According to a media report by Politico, The European Commission is exploring legal options to confiscate Russian state and private assets and pave the way for Ukraine’s reconstruction.
According to the document seen by POLITICO, the EU is looking for ways to strengthen the tracing, identification, freezing, and management of assets as preliminary steps for potential confiscation,”.There are almost $300 billion in frozen assets of the Russian central bank as well as the assets and earnings of people and organizations on the EU’s sanctions. Existing International law, however, mandates the member state to leave the assets completely as they are.
Chalk out a plan
This is one of the main reasons why the EU has always fallen short of snatching Russian assets. Currently, there is no legal mechanism to confiscate Russian assets, this was an issue that was pointed out by U.S. Treasury Secretary Janet Yellen back in May. Yellen had then called for the creation of a tribunal along with appropriate laws to start the confiscation and hence, a proposal was planned accordingly by Brussels.

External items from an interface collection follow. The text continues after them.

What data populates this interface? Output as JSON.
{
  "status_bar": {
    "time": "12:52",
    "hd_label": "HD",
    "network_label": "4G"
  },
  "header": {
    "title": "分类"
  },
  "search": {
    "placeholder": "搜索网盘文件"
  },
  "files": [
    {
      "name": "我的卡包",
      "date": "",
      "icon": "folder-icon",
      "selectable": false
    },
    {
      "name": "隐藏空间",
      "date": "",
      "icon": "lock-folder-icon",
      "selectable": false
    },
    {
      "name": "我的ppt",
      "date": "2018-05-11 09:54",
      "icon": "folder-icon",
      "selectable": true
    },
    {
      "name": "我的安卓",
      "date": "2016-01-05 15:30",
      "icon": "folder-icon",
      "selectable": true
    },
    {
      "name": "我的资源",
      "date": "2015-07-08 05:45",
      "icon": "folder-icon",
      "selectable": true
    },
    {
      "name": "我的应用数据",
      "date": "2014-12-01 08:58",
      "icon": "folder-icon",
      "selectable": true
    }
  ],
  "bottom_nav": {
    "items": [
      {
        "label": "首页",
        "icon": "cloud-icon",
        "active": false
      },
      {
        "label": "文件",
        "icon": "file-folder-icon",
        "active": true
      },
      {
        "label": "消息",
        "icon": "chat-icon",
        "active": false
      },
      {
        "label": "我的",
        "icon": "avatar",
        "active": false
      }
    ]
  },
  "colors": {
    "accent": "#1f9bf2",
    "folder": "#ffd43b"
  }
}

The proposal, which has the support of Kyiv, Poland, and the Baltic States was first put up in May. EU leaders gave the Commission the duty of researching legal alternatives to take Russian assets that are now blocked as a result of sanctions in October. Hence now, Brussels is readying proposals to make sanctions evasion an EU crime, a step that could facilitate and hasten EU’s confiscation — but only in case of a criminal conviction.
Loopholes in the policy
But there are several loopholes that the EU would need to address before the formal implementation of new laws. First off, if the EU seizes properties on its territory, it would still need to contest each claim in court, which would probably require years of court proceedings.
The assets would be regarded as foreign investments, and as such would be protected against expropriation without compensation and entitled to fair and equal treatment under international agreements that Russia has with many EU nations. Furthermore, without Russia’s consent, the EU still can’t use the Russian central bank’s assets. The EU is considering charging those sanctioned individuals who want to transfer their property outside of the EU by pushing for an “exit tax” on their assets or the income from their assets.
This could bring about its own set of legal problems because it might invite anti-discrimination provisions of international law and that group’s potential defense of the human right to property.
All in all, seizing and confiscating Russian assets would still be a herculean task given the legal powers Russia has on its side. And hence, one could easily anticipate why the European Union is so eager to bypass every law possible. The details of the new draft are not entirely out in open, but, it indicates that the EU’s most ambitious project is still bound to fail.
That’s because a lot of these assets would be considered foreign investments, which enjoy protection against expropriation without compensation and a right to fair and equitable treatment under international treaties that Russia has with a lot of EU countries.
So, it looks like, the EU would need to argue each case in court, likely having to litigate for years, and at the end of maybe 20-30 years, gain a few bucks.